#### TASK TO CARRY OUT:
The entries below must be reproduced exactly; their pictures are not part of the copy.

#### MATERIAL SHOWN:
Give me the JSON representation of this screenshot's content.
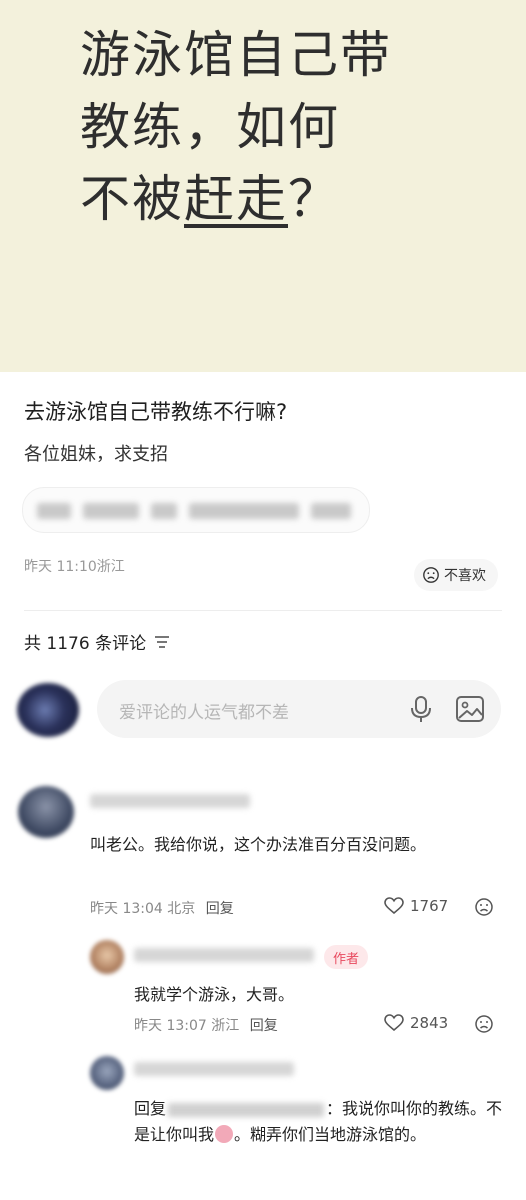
{
  "cover": {
    "line1": "游泳馆自己带",
    "line2": "教练，如何",
    "line3_prefix": "不被",
    "line3_underlined": "赶走",
    "line3_suffix": "？",
    "background_color": "#f3f1dc"
  },
  "post": {
    "title": "去游泳馆自己带教练不行嘛?",
    "body": "各位姐妹，求支招",
    "meta": "昨天 11:10浙江",
    "dislike_label": "不喜欢"
  },
  "comments_header": {
    "count_label": "共 1176 条评论"
  },
  "comment_input": {
    "placeholder": "爱评论的人运气都不差"
  },
  "comments": [
    {
      "text": "叫老公。我给你说，这个办法准百分百没问题。",
      "time": "昨天 13:04",
      "location": "北京",
      "reply_label": "回复",
      "likes": "1767"
    },
    {
      "badge": "作者",
      "text": "我就学个游泳，大哥。",
      "time": "昨天 13:07",
      "location": "浙江",
      "reply_label": "回复",
      "likes": "2843"
    },
    {
      "text_prefix": "回复",
      "text_middle": "：我说你叫你的教练。不是让你叫我",
      "text_suffix": "。糊弄你们当地游泳馆的。"
    }
  ],
  "colors": {
    "accent_badge": "#e84a5f",
    "muted_text": "#999999"
  }
}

#### FINAL ANSWER:
Give me the JSON representation of this screenshot's content.
{
  "cover": {
    "line1": "游泳馆自己带",
    "line2": "教练，如何",
    "line3_prefix": "不被",
    "line3_underlined": "赶走",
    "line3_suffix": "？",
    "background_color": "#f3f1dc"
  },
  "post": {
    "title": "去游泳馆自己带教练不行嘛?",
    "body": "各位姐妹，求支招",
    "meta": "昨天 11:10浙江",
    "dislike_label": "不喜欢"
  },
  "comments_header": {
    "count_label": "共 1176 条评论"
  },
  "comment_input": {
    "placeholder": "爱评论的人运气都不差"
  },
  "comments": [
    {
      "text": "叫老公。我给你说，这个办法准百分百没问题。",
      "time": "昨天 13:04",
      "location": "北京",
      "reply_label": "回复",
      "likes": "1767"
    },
    {
      "badge": "作者",
      "text": "我就学个游泳，大哥。",
      "time": "昨天 13:07",
      "location": "浙江",
      "reply_label": "回复",
      "likes": "2843"
    },
    {
      "text_prefix": "回复",
      "text_middle": "：我说你叫你的教练。不是让你叫我",
      "text_suffix": "。糊弄你们当地游泳馆的。"
    }
  ],
  "colors": {
    "accent_badge": "#e84a5f",
    "muted_text": "#999999"
  }
}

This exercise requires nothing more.